In 1971 I was 19 years old and my then 20-year-old boyfriend wanted to take an extensive summer motorcycle trip across the country from the Midwest through a semi-southern route, up the coast of California to Alaska and back again via northern roads. This sounded like the most exciting thing I could imagine in my life at that time.
I had $400 dollars saved and a vinyl, fleece-lined coat my father had given me. My boyfriend had $500 and a good pair of warm gloves he let me wear when it snowed or rained. We owned sleeping bags and a tent. He had a 650 Triumph (oh those electrical problems!), was a good driver, and gasoline was 29 cents per gallon.
I was ecstatic.
We ended up traveling thousands of miles in heavy wind, rain, fog and unbearable heat but also on perfectly crisp mornings, and amazing sunlit days. We traveled the Alaskan pipeline before it had been completed and helped a friend build a log cabin on his property in British Columbia’s Queen Charlotte Islands.
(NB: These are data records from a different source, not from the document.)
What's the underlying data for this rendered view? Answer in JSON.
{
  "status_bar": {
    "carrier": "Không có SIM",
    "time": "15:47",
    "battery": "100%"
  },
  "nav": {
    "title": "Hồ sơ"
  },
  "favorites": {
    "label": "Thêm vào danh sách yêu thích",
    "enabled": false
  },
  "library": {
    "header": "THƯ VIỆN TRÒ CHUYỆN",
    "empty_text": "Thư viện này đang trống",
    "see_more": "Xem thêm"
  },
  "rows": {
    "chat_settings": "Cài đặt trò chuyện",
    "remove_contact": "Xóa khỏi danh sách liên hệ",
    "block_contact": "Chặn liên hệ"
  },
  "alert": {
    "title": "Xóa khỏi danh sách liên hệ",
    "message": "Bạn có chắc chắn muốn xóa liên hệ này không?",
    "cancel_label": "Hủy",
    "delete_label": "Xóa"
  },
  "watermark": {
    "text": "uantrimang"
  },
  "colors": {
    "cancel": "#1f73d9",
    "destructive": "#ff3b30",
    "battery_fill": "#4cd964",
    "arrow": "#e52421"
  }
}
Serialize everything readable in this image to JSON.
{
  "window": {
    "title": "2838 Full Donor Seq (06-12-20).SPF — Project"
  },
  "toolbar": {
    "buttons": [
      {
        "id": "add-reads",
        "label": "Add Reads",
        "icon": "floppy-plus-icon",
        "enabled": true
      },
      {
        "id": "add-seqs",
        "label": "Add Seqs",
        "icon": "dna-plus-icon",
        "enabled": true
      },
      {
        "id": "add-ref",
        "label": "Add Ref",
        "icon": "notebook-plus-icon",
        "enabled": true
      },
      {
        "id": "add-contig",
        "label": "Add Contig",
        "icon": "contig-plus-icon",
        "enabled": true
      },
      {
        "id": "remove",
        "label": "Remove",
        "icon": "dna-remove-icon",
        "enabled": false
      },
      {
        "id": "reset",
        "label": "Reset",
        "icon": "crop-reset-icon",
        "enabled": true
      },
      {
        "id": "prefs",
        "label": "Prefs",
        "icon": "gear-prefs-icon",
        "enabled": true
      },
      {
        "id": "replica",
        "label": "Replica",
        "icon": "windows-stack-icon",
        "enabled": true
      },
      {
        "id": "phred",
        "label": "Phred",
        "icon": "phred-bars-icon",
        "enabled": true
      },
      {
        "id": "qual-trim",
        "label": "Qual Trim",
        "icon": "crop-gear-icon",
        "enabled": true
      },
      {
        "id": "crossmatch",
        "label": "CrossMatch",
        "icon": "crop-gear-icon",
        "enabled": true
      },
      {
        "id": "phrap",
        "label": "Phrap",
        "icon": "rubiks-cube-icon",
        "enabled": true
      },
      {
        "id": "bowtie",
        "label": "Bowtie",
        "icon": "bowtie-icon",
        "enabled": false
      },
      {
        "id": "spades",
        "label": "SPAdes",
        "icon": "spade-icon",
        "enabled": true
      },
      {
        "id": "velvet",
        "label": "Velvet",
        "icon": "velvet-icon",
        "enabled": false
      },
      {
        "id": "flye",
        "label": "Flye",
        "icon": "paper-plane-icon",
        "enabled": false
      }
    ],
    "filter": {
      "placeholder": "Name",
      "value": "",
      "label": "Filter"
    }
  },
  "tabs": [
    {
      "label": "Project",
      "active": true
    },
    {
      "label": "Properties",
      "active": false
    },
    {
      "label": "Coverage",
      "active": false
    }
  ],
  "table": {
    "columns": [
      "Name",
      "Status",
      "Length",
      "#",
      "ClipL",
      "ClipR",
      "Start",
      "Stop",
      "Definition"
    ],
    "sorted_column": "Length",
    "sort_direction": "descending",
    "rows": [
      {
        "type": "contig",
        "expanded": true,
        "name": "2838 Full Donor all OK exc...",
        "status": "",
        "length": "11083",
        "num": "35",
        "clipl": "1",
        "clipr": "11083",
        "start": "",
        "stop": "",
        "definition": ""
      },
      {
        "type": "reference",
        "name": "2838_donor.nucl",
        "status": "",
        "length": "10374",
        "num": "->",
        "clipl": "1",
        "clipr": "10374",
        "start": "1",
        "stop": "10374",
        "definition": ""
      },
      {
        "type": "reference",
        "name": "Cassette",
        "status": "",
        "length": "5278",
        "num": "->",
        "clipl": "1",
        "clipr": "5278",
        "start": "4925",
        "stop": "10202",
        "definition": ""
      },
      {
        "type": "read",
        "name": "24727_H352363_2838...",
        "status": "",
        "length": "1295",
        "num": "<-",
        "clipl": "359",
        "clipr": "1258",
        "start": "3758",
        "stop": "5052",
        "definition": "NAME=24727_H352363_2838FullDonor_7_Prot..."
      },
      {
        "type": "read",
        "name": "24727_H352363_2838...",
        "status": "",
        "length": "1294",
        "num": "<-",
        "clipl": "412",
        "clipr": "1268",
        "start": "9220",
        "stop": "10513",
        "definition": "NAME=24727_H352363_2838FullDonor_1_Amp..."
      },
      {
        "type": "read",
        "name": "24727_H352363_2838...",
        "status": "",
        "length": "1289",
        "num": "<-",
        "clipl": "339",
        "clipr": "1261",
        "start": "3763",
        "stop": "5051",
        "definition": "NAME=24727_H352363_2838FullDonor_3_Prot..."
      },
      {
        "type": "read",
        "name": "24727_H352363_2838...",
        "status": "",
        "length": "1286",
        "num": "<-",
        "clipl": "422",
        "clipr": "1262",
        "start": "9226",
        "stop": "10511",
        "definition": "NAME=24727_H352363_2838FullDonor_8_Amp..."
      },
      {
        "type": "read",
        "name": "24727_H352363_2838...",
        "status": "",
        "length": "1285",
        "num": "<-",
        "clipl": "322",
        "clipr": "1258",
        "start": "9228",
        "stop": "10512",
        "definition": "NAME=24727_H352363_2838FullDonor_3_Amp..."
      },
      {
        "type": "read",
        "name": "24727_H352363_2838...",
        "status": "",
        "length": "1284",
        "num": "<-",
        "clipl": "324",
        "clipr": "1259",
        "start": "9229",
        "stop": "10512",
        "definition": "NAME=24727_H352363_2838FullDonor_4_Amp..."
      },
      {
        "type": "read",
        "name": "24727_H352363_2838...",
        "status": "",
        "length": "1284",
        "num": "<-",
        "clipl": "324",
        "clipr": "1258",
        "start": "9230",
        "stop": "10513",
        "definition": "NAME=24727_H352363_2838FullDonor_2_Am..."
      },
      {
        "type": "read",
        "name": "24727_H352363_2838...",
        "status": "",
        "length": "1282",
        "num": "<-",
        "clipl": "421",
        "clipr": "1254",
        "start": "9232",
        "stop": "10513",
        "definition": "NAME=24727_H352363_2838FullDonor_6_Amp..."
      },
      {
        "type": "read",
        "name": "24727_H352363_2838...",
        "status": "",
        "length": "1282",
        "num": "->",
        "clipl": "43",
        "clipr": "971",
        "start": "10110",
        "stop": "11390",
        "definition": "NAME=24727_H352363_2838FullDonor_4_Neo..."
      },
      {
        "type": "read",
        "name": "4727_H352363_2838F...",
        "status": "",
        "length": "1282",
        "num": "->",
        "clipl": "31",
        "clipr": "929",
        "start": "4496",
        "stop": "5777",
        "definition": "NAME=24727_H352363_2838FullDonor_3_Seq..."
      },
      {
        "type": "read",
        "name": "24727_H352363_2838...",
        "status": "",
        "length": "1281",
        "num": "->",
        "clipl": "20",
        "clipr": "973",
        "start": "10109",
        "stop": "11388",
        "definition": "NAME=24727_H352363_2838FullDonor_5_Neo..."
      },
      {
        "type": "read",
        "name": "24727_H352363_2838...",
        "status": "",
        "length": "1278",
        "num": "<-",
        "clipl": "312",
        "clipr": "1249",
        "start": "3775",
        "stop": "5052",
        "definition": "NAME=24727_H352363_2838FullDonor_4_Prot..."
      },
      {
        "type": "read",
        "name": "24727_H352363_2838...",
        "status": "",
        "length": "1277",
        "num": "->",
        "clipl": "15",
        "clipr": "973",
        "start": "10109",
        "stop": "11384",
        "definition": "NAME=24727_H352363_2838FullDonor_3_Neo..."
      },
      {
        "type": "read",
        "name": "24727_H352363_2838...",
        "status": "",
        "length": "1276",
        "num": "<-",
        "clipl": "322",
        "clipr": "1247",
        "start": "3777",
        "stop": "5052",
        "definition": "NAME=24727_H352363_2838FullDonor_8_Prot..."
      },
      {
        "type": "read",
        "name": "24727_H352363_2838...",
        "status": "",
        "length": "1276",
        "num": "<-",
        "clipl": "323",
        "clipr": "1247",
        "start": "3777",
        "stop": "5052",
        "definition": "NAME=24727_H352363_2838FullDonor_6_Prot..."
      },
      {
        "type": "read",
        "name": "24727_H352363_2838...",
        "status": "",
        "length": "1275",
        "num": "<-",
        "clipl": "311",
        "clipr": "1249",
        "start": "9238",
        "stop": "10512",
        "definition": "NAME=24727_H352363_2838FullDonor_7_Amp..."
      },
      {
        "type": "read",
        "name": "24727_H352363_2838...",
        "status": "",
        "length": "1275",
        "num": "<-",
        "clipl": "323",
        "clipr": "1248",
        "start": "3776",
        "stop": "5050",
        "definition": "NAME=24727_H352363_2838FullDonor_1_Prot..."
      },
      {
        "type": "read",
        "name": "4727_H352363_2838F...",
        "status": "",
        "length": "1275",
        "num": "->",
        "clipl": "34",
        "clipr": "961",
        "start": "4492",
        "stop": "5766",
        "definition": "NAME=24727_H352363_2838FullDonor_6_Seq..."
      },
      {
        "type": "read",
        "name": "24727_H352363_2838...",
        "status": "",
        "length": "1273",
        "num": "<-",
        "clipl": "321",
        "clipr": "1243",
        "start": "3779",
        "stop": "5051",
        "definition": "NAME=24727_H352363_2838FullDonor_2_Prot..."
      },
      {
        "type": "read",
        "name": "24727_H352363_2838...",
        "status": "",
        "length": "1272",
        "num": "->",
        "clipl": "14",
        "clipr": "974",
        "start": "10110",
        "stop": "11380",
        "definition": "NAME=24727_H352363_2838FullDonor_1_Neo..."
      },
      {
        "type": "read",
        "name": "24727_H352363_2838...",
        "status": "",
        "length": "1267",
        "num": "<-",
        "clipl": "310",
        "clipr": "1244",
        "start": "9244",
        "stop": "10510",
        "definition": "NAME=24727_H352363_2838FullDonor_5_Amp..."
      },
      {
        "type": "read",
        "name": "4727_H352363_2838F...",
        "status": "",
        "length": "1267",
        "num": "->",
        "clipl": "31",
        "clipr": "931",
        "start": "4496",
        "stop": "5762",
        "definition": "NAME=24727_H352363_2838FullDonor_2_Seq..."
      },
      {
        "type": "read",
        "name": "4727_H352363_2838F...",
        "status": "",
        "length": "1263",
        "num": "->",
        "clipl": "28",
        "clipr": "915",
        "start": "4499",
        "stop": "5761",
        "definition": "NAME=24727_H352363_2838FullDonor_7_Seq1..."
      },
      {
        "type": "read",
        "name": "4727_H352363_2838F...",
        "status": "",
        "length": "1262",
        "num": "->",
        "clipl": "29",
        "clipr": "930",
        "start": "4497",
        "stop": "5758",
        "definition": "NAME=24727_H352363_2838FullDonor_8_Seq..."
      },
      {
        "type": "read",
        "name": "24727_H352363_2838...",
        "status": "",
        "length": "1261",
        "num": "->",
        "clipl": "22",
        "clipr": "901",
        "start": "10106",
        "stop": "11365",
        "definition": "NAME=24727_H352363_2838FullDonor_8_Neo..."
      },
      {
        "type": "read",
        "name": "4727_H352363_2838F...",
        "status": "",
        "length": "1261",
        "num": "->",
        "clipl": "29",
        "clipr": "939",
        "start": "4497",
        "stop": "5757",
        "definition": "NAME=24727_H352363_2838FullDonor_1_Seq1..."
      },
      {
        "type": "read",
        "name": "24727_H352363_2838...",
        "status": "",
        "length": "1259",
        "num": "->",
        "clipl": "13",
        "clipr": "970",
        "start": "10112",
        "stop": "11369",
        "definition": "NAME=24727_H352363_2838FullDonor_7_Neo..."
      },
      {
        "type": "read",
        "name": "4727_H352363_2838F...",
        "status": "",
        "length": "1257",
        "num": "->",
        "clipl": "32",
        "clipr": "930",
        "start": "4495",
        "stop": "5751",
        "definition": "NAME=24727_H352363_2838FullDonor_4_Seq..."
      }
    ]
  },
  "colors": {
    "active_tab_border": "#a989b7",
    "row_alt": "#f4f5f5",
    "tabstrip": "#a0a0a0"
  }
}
We tested our mettle and we tested our relationship. Everything survived.
The memories of that summer don’t fade into oblivion like the summers I worked in the department store and ate pizza on Friday nights.
I took the courage I garnered from that trip into my future. I found out that I was not a lightweight, and that quality of spirit has served me many times over the years.
Buying a restaurant with no money
Similarly, after a six month trip to Europe almost a decade later, my husband Billy and I purchased a restaurant with some creative family financing. “Everyone” told us we should not pursue this venture and that we had surely overreached. We were 27 years old and our financial futures were on the line.
Failure wasn’t an option.
Our blood, sweat, and tears paid for that restaurant and it certainly was not an easy career choice. We did not have holidays off, a 401k program or an employer-sponsored pension. We paid for our own healthcare.
But on the other hand, we matured young and built a sense of self-reliance that money can’t purchase.
Blazing a new path
In 1991, at the age of 38, Billy and I decided to leave the conventional working world and begin traveling the globe. We sold our businesses, our home, cars and all of our belongings to venture out into uncharted waters.
My mother was critical and frightened and my father was secretly jealous. Our friends told us we were committing financial and social suicide. Who would leave perfectly good jobs and a gorgeous home a quarter mile from the ocean in Central California?
But we saw it differently.
The home, mortgage, cars and the collecting of “stuff” felt oppressive. We wanted adventure. Crossing oceans, experiencing people of different cultures, viewing vast geographical contrast and tasting cuisine outside of our defined norm energized us..
Almost three decades later we are still living our chosen lifestyle of wanderlust.
Where taking risks has gotten us
We hold the perspective that if there is a choice between taking a risk that will enrich our lives or staying put in entrenched security, we should take the risk.
If you were to look back on your life, the colorful, most outstanding memories are the ones where you reached for the stars, where you put yourself on the line and took a personal or professional chance.
I guess my point is that risk has a price but so does security. I think risk pays better.
About the Author
Akaisha Kaderli along with her husband are recognized retirement experts and internationally published authors on topics of finance, medical tourism and world travel. With the wealth of information they share on their award winning website RetireEarlyLifestyle.com, they have been helping people achieve their own retirement dreams since 1991. They wrote the popular books, The Adventurer’s Guide to Early Retirement and Your Retirement Dream IS Possible available on their website bookstore or on Amazon.com.